PROVIDED DATA:
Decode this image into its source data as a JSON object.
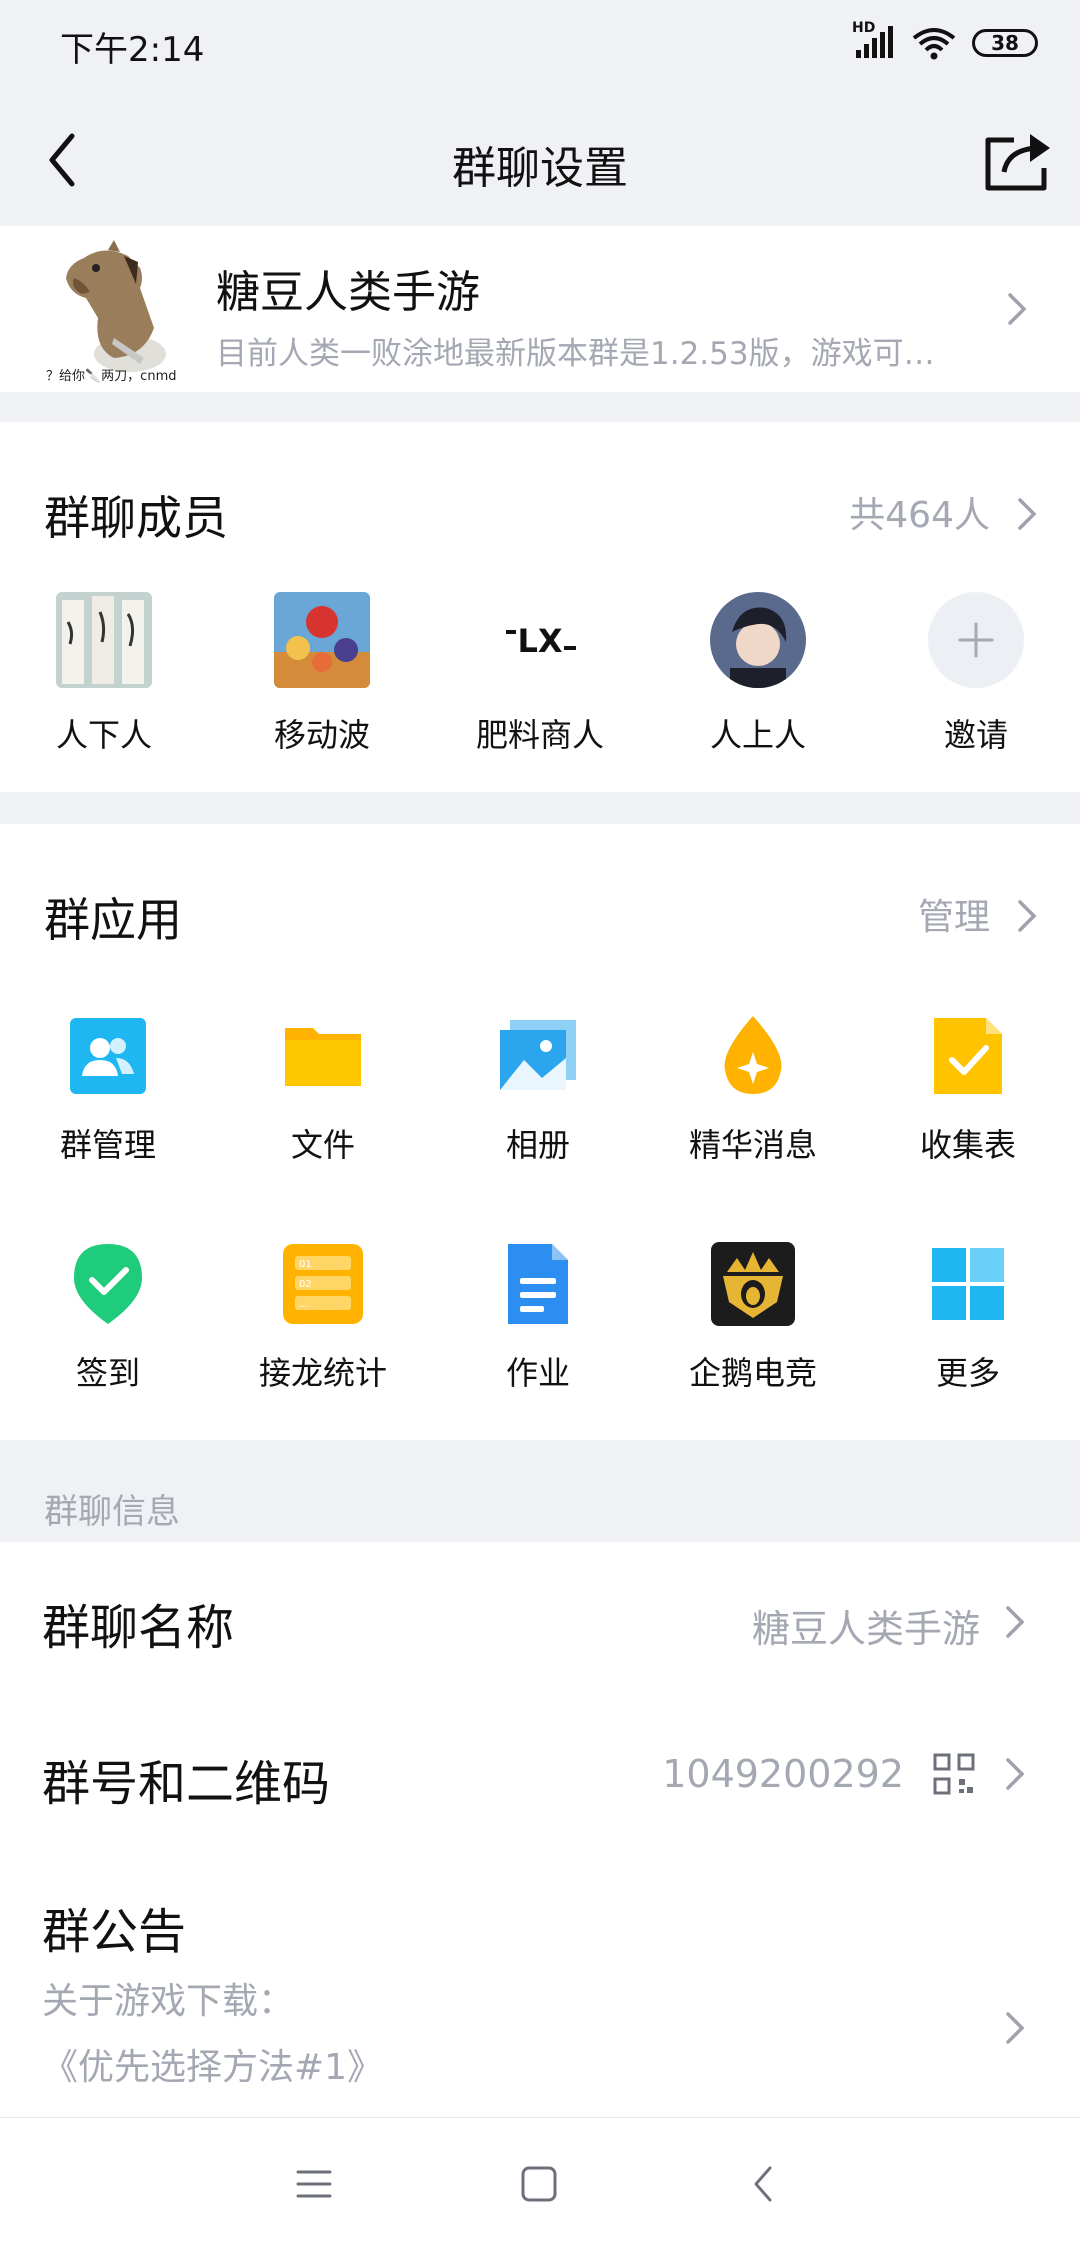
{
  "status_bar": {
    "time": "下午2:14",
    "network": "HD",
    "battery": "38"
  },
  "header": {
    "title": "群聊设置",
    "back_icon": "chevron-left-icon",
    "share_icon": "share-icon"
  },
  "group": {
    "name": "糖豆人类手游",
    "description": "目前人类一败涂地最新版本群是1.2.53版，游戏可…",
    "avatar_caption": "？给你🔪两刀，cnmd"
  },
  "members": {
    "title": "群聊成员",
    "count_label": "共464人",
    "list": [
      {
        "name": "人下人"
      },
      {
        "name": "移动波"
      },
      {
        "name": "肥料商人"
      },
      {
        "name": "人上人"
      },
      {
        "name": "邀请"
      }
    ]
  },
  "apps": {
    "title": "群应用",
    "manage_label": "管理",
    "items": [
      {
        "label": "群管理",
        "icon": "group-manage-icon"
      },
      {
        "label": "文件",
        "icon": "folder-icon"
      },
      {
        "label": "相册",
        "icon": "album-icon"
      },
      {
        "label": "精华消息",
        "icon": "essence-icon"
      },
      {
        "label": "收集表",
        "icon": "form-icon"
      },
      {
        "label": "签到",
        "icon": "checkin-icon"
      },
      {
        "label": "接龙统计",
        "icon": "relay-stats-icon"
      },
      {
        "label": "作业",
        "icon": "homework-icon"
      },
      {
        "label": "企鹅电竞",
        "icon": "penguin-esports-icon"
      },
      {
        "label": "更多",
        "icon": "more-grid-icon"
      }
    ]
  },
  "info": {
    "section_label": "群聊信息",
    "name_row": {
      "label": "群聊名称",
      "value": "糖豆人类手游"
    },
    "number_row": {
      "label": "群号和二维码",
      "value": "1049200292"
    },
    "notice_row": {
      "label": "群公告",
      "line1": "关于游戏下载：",
      "line2": "《优先选择方法#1》"
    }
  },
  "colors": {
    "background": "#eff1f5",
    "secondary_text": "#a4a8b3",
    "accent_blue": "#1fb7f2",
    "accent_yellow": "#ffc300"
  }
}
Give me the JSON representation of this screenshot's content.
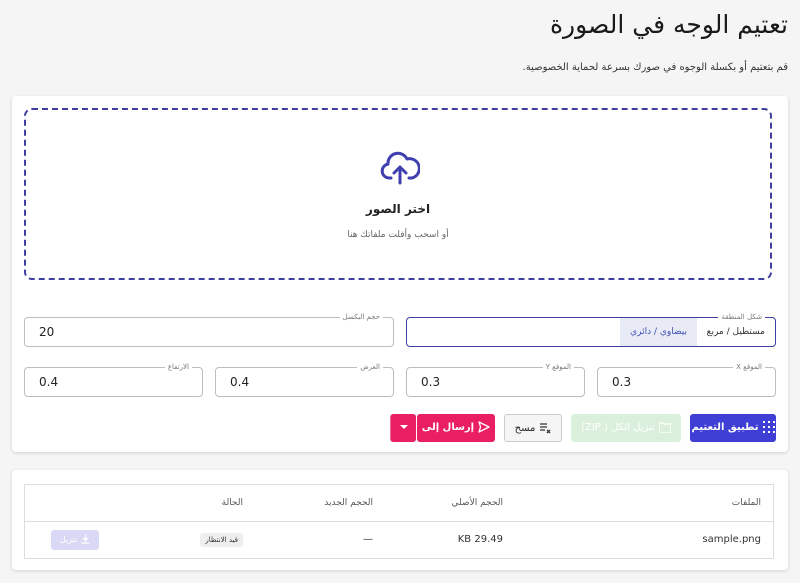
{
  "page": {
    "title": "تعتيم الوجه في الصورة",
    "subtitle": "قم بتعتيم أو بكسلة الوجوه في صورك بسرعة لحماية الخصوصية."
  },
  "dropzone": {
    "icon": "cloud-upload-icon",
    "title": "اختر الصور",
    "hint": "أو اسحب وأفلت ملفاتك هنا"
  },
  "options": {
    "shape": {
      "label": "شكل المنطقة",
      "options": [
        "مستطيل / مربع",
        "بيضاوي / دائري"
      ],
      "selected": "بيضاوي / دائري"
    },
    "pixel_size": {
      "label": "حجم البكسل",
      "value": "20"
    },
    "pos_x": {
      "label": "الموقع X",
      "value": "0.3"
    },
    "pos_y": {
      "label": "الموقع Y",
      "value": "0.3"
    },
    "width": {
      "label": "العرض",
      "value": "0.4"
    },
    "height": {
      "label": "الارتفاع",
      "value": "0.4"
    }
  },
  "actions": {
    "apply": "تطبيق التعتيم",
    "download_all": "تنزيل الكل (.ZIP)",
    "clear": "مسح",
    "send_to": "إرسال إلى"
  },
  "table": {
    "headers": {
      "file": "الملفات",
      "original_size": "الحجم الأصلي",
      "new_size": "الحجم الجديد",
      "status": "الحالة"
    },
    "rows": [
      {
        "file": "sample.png",
        "original_size": "29.49 KB",
        "new_size": "—",
        "status": "قيد الانتظار",
        "download": "تنزيل"
      }
    ]
  },
  "colors": {
    "primary": "#3f3fd6",
    "accent": "#e91e63",
    "success_light": "#dbf0dc",
    "border_dashed": "#3f3f9f"
  }
}
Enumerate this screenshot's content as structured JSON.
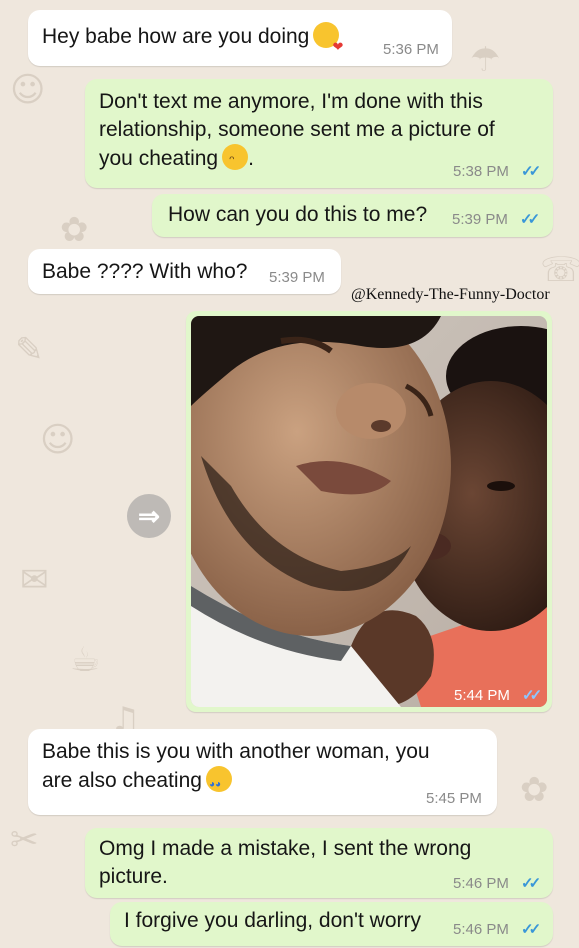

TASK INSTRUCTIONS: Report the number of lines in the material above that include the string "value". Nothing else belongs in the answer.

RESULT BELOW: 7